Among the entries below, find the lines with the word "symbols" and return them.

##### SOURCE DATA #####

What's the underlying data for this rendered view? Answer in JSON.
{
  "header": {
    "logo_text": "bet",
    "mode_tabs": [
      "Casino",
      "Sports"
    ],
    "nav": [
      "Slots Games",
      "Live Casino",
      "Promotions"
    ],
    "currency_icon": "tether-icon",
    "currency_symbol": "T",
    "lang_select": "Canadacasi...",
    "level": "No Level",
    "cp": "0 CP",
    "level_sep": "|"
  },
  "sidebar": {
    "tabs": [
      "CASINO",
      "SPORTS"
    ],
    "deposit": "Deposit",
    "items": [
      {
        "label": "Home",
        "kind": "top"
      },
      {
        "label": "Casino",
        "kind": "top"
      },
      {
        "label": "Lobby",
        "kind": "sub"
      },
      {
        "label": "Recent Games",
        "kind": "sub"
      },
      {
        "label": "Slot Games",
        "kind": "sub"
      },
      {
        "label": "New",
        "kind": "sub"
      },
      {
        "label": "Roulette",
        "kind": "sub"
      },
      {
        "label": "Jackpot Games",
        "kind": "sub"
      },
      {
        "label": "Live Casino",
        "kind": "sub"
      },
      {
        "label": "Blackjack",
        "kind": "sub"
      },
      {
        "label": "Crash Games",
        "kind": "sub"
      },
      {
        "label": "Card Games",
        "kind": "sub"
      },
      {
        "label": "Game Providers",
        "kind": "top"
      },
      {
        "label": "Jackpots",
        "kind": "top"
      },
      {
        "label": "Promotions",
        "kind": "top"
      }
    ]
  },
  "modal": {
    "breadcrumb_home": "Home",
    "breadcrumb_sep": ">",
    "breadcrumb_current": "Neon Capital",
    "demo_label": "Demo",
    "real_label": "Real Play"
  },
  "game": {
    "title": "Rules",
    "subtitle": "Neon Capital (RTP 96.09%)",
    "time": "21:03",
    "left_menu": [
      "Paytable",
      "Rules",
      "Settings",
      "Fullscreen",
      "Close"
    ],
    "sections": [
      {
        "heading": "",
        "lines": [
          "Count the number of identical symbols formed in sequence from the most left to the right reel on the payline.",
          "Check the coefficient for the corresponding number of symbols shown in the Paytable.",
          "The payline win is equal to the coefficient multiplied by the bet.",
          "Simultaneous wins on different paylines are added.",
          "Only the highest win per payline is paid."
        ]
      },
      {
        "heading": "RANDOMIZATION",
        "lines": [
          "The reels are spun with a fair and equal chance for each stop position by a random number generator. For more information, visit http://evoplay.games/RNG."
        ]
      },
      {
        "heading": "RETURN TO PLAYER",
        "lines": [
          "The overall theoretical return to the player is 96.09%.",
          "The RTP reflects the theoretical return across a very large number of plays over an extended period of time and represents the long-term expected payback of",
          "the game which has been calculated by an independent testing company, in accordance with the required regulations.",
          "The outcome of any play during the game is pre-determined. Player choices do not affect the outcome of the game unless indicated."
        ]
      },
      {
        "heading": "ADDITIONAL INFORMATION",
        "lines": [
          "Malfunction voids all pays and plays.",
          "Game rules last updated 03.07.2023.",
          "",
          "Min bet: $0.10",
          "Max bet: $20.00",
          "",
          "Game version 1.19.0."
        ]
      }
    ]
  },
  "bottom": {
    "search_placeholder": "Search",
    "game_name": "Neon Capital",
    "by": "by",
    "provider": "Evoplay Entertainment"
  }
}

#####

■ **TASK OUTPUT**
          "Count the number of identical symbols formed in sequence from the most left to the right reel on the payline.",
          "Check the coefficient for the corresponding number of symbols shown in the Paytable.",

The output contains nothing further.